It is a truth universally acknowledged that a woman in want of a Vanity Fair (or Esquire or Vogue) profile must be subjected to ham-fisted musings about her brand of beauty by a male writer.
Take the opening paragraph of today’s lengthy Vanity Fair feature on actress Margot Robbie:
She is 26 and beautiful, not in that otherwordly catwalk way but in a minor knock-around key, a blue mood, a slow dance. She is blonde but dark at the roots. She is tall but only with the help of certain shoes. She can be sexy and composed even while naked but only in character. As I said, she is from Australia. To understand her, you should think about what that means.
If you’re reading those sentences and thinking, hmmm, I know what those words mean separately but I don’t understand them strung together in that order, you’re not alone. Vanity Fair’s Rich Cohen is just one in a long line of male writers who seemingly become truly befuddled when confronted with the conventional beauty of a famous woman ― and subsequently take it upon themselves to “figure her out.”
Cohen’s profile traces Robbie’s path to Hollywood fame from Aussie soaps and looks forward to her role as Harley Quinn in the upcoming “Suicide Squad.” But those stories are obscured by descriptions of Robbie “wander[ing] through the room like a second-semester freshman,” and the way her hair fell “around those painfully blue eyes.” Six paragraphs in, we get a mention of her “ambition” but only in the context of how it was “masked” by her “beauty and speed of ascent” into fame.
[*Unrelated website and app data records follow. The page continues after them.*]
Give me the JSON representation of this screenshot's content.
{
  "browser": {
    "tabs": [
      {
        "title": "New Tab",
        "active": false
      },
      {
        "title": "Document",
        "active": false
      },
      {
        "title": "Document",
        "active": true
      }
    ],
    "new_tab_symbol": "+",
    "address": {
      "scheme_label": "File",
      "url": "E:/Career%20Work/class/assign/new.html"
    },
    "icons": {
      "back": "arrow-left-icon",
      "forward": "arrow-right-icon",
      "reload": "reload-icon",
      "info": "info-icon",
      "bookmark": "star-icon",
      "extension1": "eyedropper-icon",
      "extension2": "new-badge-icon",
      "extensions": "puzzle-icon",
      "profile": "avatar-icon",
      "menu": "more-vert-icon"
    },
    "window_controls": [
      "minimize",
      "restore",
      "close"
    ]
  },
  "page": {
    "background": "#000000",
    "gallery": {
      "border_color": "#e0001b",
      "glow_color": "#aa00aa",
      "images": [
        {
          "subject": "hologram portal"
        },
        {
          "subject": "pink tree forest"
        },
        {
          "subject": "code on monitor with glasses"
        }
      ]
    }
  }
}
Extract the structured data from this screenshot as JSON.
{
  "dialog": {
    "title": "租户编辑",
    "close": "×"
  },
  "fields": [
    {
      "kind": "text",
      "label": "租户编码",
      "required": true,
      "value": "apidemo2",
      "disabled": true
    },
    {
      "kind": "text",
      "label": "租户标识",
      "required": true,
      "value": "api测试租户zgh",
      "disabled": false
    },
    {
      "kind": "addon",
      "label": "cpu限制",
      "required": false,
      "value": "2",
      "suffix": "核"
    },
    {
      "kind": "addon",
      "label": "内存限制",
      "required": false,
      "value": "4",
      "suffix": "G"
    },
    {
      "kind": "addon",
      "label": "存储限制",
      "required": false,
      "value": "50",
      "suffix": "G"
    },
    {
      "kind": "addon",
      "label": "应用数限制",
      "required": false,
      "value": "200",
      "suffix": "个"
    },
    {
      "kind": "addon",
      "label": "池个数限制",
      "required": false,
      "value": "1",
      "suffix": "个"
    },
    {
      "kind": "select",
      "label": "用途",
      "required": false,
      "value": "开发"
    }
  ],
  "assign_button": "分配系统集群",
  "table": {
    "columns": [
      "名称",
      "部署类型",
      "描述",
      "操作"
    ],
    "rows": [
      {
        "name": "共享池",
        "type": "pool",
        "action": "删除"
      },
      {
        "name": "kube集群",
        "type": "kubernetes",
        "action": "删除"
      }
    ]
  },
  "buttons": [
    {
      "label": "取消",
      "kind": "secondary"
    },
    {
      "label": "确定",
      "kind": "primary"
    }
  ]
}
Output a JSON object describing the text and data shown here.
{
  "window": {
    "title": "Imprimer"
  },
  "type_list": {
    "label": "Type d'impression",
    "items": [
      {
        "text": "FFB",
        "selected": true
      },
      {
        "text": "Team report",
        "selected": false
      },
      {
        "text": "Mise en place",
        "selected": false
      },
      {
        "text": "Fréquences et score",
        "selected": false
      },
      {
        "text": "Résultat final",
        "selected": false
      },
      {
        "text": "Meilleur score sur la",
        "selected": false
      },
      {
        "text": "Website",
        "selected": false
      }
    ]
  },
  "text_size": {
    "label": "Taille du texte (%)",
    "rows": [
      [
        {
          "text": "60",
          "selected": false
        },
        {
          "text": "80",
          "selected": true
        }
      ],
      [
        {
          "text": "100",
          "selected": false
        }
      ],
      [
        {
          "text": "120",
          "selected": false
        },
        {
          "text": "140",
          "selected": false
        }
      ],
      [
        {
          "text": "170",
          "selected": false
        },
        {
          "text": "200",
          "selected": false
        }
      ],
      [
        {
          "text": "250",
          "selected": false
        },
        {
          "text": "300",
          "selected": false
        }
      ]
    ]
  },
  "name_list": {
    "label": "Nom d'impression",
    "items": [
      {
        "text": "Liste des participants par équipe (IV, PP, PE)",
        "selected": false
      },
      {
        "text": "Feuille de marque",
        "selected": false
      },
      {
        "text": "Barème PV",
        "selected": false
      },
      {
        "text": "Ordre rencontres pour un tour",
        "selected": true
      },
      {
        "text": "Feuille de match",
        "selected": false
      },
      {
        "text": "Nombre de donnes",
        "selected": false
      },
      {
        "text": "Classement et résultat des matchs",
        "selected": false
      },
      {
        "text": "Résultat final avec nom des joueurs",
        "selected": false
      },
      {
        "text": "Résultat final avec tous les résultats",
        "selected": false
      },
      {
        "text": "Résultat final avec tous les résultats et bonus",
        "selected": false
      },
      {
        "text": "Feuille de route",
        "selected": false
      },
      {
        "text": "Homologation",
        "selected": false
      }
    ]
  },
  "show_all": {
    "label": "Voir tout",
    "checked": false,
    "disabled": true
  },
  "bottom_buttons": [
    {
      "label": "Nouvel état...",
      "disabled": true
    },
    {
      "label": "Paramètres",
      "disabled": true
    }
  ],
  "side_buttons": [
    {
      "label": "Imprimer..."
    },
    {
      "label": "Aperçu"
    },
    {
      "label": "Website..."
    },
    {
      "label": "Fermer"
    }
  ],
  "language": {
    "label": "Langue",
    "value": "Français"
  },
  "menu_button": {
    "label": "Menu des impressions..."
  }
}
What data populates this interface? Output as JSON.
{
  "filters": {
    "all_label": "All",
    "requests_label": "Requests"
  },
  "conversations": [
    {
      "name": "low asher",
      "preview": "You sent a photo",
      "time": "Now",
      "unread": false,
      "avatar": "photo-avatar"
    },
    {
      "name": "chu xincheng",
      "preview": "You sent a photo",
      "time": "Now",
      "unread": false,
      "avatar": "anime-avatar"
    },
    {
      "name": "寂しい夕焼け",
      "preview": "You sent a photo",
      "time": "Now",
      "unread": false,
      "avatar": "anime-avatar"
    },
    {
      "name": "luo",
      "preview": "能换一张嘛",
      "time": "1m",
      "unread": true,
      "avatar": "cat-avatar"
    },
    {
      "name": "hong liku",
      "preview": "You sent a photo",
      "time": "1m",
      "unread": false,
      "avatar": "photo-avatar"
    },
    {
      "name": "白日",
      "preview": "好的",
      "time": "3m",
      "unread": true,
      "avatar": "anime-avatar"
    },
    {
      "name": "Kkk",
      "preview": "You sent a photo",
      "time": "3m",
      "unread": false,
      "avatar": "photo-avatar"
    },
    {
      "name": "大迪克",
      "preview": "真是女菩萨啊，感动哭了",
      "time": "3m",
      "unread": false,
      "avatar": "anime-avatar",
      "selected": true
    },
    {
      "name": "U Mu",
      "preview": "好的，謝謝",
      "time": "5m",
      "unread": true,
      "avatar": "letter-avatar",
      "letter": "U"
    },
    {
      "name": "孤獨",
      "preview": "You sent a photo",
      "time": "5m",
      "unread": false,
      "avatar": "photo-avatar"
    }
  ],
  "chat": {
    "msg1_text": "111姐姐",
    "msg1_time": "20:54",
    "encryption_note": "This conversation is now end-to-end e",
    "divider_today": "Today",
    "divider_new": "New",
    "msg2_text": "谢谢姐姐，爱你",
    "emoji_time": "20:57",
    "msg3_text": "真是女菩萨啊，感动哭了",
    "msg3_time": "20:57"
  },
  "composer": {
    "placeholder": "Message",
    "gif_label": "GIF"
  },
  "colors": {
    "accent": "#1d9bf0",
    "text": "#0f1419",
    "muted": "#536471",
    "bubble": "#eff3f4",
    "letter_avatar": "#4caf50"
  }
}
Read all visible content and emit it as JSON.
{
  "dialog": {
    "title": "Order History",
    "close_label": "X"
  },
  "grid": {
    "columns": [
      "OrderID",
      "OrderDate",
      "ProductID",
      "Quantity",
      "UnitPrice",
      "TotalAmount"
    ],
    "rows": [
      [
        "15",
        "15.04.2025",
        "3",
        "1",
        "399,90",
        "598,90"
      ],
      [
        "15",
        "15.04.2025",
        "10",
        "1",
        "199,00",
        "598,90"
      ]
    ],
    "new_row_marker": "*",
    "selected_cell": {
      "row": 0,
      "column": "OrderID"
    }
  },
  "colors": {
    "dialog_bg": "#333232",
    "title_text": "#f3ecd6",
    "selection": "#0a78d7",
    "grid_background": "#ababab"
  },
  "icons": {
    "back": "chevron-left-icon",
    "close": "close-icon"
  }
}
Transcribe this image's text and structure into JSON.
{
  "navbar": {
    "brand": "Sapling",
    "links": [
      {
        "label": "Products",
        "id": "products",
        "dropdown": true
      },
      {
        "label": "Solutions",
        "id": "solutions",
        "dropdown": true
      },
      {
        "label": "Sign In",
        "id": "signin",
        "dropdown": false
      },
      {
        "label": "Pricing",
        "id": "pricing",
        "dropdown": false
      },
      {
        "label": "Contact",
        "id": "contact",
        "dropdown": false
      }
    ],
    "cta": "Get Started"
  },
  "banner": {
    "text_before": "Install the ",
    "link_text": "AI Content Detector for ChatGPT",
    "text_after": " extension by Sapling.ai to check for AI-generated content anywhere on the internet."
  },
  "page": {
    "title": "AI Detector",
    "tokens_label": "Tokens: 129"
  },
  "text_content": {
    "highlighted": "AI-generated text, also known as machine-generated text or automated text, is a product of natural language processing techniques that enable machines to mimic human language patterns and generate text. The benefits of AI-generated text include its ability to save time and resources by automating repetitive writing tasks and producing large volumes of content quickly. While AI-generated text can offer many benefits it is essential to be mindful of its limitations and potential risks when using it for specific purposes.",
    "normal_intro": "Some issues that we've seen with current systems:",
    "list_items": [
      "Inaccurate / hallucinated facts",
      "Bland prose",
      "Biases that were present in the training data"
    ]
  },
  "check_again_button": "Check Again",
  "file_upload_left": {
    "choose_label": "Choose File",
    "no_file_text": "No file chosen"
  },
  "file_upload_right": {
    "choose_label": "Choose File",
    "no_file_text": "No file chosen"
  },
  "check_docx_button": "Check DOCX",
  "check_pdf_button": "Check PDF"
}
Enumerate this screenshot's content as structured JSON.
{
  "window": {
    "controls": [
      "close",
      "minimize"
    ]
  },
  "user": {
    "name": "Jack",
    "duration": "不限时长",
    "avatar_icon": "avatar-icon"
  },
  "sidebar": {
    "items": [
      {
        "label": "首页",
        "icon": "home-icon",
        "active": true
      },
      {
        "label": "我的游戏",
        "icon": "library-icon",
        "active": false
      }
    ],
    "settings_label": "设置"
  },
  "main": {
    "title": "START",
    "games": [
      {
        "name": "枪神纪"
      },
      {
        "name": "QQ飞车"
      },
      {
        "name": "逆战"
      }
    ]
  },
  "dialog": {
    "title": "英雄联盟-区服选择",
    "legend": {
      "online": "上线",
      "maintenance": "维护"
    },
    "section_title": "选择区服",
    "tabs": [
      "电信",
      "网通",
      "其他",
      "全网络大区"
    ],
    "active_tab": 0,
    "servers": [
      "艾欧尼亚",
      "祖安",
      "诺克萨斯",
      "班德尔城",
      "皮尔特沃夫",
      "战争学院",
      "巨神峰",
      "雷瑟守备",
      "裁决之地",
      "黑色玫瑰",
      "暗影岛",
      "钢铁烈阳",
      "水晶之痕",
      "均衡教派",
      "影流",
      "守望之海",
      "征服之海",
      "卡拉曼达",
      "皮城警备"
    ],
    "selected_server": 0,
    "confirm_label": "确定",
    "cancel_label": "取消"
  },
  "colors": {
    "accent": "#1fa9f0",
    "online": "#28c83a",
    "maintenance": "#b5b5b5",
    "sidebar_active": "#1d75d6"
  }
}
Everyone wants to read a celebrity profile with a little color ― after all, these pieces are meant to give us some insight into who these famous humans actually are beyond the glamorous Instagrams and publicity-driven soundbites. But what does a writer’s lust for an actress’ “painfully blue eyes” really tell us about that actress?
The thing is, we know what Margot Robbie looks like! She stars in movies! She is photographed frequently! Those photographs appear on the covers of magazines ― like Vanity Fair!
Flowery, borderline skeezy descriptors about the looks of female celebs have practically become de rigueur for these types of long-form profiles ― Sky Ferreira “looks like a dirtier Madonna” with “killer tits” (LA Weekly), Megan Fox is “a screen saver on a teenage boy’s laptop, a middle-aged lawyer’s shower fantasy” (Esquire), Sofia Vergara has “Colombian curves” (also Esquire). And yet, it’s something we rarely see employed when exploring the lives and psyches of famous men.
As a thought experiment, writer and editor Donna Dickens swapped out Alexander Skarsgard’s name for Robbie’s.
“Yep. Still creepy,” she tweeted.
Famous women are expected to be beautiful at a bare minimum. When a female celebrity is young, that beauty is a puzzle to be solved by the men who gape at it. When she ages, it’s something she has lost, or worse, something she has attempted to hold onto by other means, in which case we accuse her of losing herself. (See: Renee Zellweger.)
So, major magazines who commission these celebrity profiles: Next time you have the opportunity to dive into the life of a fascinating famous women, hire a writer who cares to see past the subject’s eyes.